§ Work task
For each record that follows, give it back exactly, with no pictures included.

(Records drawn from a dataset)
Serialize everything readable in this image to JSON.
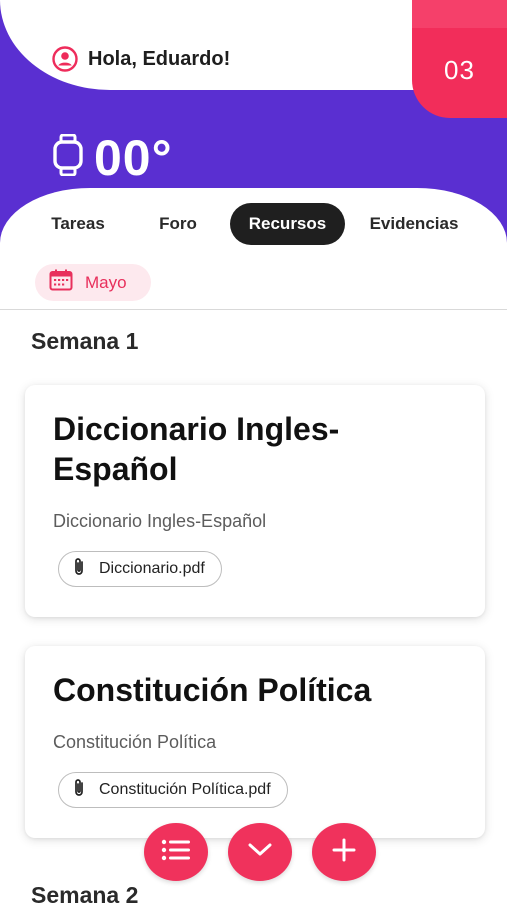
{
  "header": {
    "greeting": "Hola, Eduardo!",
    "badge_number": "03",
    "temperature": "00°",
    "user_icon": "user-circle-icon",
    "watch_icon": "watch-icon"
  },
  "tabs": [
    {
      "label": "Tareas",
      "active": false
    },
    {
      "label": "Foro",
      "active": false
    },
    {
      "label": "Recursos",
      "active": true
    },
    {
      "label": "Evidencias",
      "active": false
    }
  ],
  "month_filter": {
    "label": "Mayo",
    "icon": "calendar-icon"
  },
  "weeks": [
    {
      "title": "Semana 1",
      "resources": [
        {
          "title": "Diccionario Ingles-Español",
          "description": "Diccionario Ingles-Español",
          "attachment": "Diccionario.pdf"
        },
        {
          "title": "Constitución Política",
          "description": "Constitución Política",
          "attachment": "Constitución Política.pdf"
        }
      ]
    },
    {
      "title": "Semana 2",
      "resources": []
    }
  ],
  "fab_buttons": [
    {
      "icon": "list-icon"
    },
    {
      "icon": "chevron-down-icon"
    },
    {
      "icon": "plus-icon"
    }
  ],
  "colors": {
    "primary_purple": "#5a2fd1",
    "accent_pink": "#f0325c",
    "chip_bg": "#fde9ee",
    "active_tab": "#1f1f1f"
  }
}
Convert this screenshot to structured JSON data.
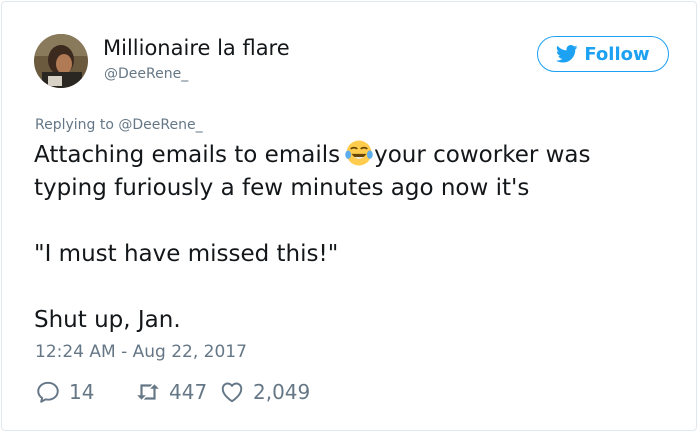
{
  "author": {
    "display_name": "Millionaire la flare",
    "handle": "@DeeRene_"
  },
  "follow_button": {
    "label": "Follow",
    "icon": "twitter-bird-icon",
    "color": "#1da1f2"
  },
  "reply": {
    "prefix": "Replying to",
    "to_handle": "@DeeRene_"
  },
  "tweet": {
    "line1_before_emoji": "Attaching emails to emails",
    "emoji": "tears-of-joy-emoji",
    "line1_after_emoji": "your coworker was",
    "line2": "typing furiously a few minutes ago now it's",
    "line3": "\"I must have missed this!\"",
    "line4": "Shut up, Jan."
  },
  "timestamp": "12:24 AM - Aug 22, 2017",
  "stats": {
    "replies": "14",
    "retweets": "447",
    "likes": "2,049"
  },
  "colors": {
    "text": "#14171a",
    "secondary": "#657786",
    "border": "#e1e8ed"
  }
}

§ Result
Serialize everything readable in this image to JSON.
{
  "header": {
    "greeting": "Hola, Eduardo!",
    "badge_number": "03",
    "temperature": "00°",
    "user_icon": "user-circle-icon",
    "watch_icon": "watch-icon"
  },
  "tabs": [
    {
      "label": "Tareas",
      "active": false
    },
    {
      "label": "Foro",
      "active": false
    },
    {
      "label": "Recursos",
      "active": true
    },
    {
      "label": "Evidencias",
      "active": false
    }
  ],
  "month_filter": {
    "label": "Mayo",
    "icon": "calendar-icon"
  },
  "weeks": [
    {
      "title": "Semana 1",
      "resources": [
        {
          "title": "Diccionario Ingles-Español",
          "description": "Diccionario Ingles-Español",
          "attachment": "Diccionario.pdf"
        },
        {
          "title": "Constitución Política",
          "description": "Constitución Política",
          "attachment": "Constitución Política.pdf"
        }
      ]
    },
    {
      "title": "Semana 2",
      "resources": []
    }
  ],
  "fab_buttons": [
    {
      "icon": "list-icon"
    },
    {
      "icon": "chevron-down-icon"
    },
    {
      "icon": "plus-icon"
    }
  ],
  "colors": {
    "primary_purple": "#5a2fd1",
    "accent_pink": "#f0325c",
    "chip_bg": "#fde9ee",
    "active_tab": "#1f1f1f"
  }
}
Convert this screenshot to structured JSON data.
{
  "author": {
    "display_name": "Millionaire la flare",
    "handle": "@DeeRene_"
  },
  "follow_button": {
    "label": "Follow",
    "icon": "twitter-bird-icon",
    "color": "#1da1f2"
  },
  "reply": {
    "prefix": "Replying to",
    "to_handle": "@DeeRene_"
  },
  "tweet": {
    "line1_before_emoji": "Attaching emails to emails",
    "emoji": "tears-of-joy-emoji",
    "line1_after_emoji": "your coworker was",
    "line2": "typing furiously a few minutes ago now it's",
    "line3": "\"I must have missed this!\"",
    "line4": "Shut up, Jan."
  },
  "timestamp": "12:24 AM - Aug 22, 2017",
  "stats": {
    "replies": "14",
    "retweets": "447",
    "likes": "2,049"
  },
  "colors": {
    "text": "#14171a",
    "secondary": "#657786",
    "border": "#e1e8ed"
  }
}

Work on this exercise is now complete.